Eligible Expenses and Award Amounts
These grants are available to fund any and all expenses required for the development, deployment and assessment of new courses. This includes (but is not limited to):
- The cost of purchasing any required equipment or course materials;
- Compensation for faculty, administrative staff and other instructional staff (e.g. teaching assistants) for all aspects of course development, implementation and assessment, with the limitation that no more than $6,000 will be awarded for the purpose of supplemental salary for all faculty members on a project;
- Funds needed by a department to offset faculty time devoted to course development or implementation that would otherwise be used for teaching other courses;
- Funds to defray any costs to students of participation in the course (e.g. travel expenses for courses that involve activities abroad).
Awards are available for any amount up to $16,000. In all cases, the amount requested should reflect the needs of developing the course and then implementing and assessing it during two successive course offerings.

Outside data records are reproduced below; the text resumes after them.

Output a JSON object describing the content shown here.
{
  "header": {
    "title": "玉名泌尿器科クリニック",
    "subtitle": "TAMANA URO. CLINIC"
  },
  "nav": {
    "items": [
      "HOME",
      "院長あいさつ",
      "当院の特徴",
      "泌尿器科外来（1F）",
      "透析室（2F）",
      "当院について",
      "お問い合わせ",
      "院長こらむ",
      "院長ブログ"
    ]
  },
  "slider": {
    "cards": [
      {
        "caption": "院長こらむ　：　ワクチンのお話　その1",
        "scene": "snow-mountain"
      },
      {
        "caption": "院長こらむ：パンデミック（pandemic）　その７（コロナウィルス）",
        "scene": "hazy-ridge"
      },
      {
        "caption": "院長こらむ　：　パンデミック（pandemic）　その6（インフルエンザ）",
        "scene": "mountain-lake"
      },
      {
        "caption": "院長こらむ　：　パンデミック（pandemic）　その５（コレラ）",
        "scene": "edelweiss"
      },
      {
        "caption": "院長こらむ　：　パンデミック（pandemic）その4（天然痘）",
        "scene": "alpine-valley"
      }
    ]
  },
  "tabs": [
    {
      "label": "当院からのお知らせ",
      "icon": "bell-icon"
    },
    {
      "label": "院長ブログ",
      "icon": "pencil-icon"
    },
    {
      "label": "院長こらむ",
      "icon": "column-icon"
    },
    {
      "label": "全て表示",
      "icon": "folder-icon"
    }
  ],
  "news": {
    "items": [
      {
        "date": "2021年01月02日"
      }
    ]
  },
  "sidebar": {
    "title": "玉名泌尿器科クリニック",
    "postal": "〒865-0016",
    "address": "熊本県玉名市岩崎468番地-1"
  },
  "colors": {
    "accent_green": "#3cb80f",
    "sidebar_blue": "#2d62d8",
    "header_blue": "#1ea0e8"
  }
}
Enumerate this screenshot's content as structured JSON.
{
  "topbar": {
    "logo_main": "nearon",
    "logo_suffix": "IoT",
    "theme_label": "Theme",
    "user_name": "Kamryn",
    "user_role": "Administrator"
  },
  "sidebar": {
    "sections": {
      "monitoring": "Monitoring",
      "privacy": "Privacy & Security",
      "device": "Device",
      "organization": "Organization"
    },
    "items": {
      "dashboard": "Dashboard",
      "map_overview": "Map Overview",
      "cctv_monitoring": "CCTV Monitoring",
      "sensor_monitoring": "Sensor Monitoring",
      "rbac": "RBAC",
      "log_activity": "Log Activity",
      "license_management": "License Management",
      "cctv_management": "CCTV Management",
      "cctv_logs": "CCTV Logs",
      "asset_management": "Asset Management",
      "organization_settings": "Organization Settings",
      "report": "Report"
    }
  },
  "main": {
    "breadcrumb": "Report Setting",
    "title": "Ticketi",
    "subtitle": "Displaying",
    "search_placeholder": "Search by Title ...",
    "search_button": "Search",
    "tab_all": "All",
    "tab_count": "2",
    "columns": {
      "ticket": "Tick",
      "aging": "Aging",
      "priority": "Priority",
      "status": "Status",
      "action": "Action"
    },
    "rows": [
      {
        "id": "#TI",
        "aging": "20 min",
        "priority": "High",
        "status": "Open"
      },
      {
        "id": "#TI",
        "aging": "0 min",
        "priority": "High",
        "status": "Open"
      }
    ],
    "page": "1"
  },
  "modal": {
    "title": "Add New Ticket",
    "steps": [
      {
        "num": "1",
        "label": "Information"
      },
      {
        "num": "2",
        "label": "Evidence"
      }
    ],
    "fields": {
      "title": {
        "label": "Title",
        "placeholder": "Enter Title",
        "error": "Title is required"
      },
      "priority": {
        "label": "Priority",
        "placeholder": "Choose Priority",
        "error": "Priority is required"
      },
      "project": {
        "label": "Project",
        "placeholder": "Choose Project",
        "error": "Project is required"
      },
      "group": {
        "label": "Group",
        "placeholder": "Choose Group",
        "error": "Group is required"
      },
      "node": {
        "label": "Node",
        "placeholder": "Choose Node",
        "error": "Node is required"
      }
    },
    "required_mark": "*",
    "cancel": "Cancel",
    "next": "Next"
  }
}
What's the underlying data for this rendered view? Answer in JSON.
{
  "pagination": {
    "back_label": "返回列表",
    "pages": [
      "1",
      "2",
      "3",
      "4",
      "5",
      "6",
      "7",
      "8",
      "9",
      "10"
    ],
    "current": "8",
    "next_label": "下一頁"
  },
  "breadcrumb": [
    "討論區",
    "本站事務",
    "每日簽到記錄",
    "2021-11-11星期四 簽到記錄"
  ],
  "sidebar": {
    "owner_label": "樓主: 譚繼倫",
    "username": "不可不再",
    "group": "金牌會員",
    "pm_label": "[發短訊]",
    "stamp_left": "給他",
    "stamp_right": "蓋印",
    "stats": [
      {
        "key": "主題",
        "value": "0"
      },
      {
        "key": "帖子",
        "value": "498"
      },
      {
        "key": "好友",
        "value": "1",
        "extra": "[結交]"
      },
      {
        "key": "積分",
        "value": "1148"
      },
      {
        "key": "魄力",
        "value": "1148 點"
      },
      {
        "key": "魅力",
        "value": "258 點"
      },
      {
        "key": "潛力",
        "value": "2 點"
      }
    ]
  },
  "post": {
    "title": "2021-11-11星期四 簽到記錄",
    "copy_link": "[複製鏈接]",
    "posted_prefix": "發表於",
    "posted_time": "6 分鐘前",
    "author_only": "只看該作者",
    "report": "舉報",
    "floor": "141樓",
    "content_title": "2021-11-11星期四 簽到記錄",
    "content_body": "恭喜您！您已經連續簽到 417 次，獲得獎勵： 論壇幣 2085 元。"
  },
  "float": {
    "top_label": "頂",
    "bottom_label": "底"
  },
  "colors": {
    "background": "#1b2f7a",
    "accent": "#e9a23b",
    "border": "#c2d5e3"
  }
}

Thus, in the typical case, the total amount awarded will be spent during the course of more than one academic year. In no case will the program fund expenses associated with the implementation of a project after its two-semester pilot implementation. The program is intended to support only the development, pilot implementation and assessment of innovations.
Application Process and Deadlines
Proposals for the upcoming round of awards are due February 1, 2020. A proposal should include:
- The name of at least one full- or part-time member of the faculty who will serve as project leader -- taking primary responsibility for implementing the project;
- A description of the new course or new instructional approach to be developed and deployed, including a description of the high-impact or resource-intensive practices to be developed and implemented;
- A description of the activities to be undertaken to develop the course and implement the pilot offerings of the course;
- A timeline that specifies when development activities will occur, and specifies the two semesters during which the innovations developed will be piloted.
- A budget that specifies the total amount requested and estimates the amounts to be spent on each eligible expense;
- A plan for how the innovations will be sustained after the two course offerings funded by this grant, including the projected annual costs of sustaining the course in semesters beyond the two-semester pilot implementation, and a plan for securing any funds needed to cover those costs.
- Letters of support from the chairs or directors of the academic departments or programs that will offer the course, and from the chairs or directors of academic departments where any faculty involved in the project have their primary appointments.
Proposals should be sent via email to Stu Jordan at firstname.lastname@example.org. Proposals will be reviewed and award decisions will be made by the Dean of the College, The Dean of the School of Arts & Sciences and the Dean of the Hajim School. The selection process will proceed in two stages. In the first stage, successful proposals will be given a provisional acceptance and award amount. The project leaders of the provisionally accepted proposal will then work with Josephine Seddon, Director of Educational Effectiveness for AS&E, to formulate a plan for assessing the proposed innovation. Once the assessment plan is formulated and agreed to by the project leader and approved by the relevant department chairs, a full budget (including any funds required to implement the assessment plan) will be specified, and a final award decision made. Project leaders will be notified of provisional acceptances by March 1, 2020. Final award decisions will be made by April 1, 2020.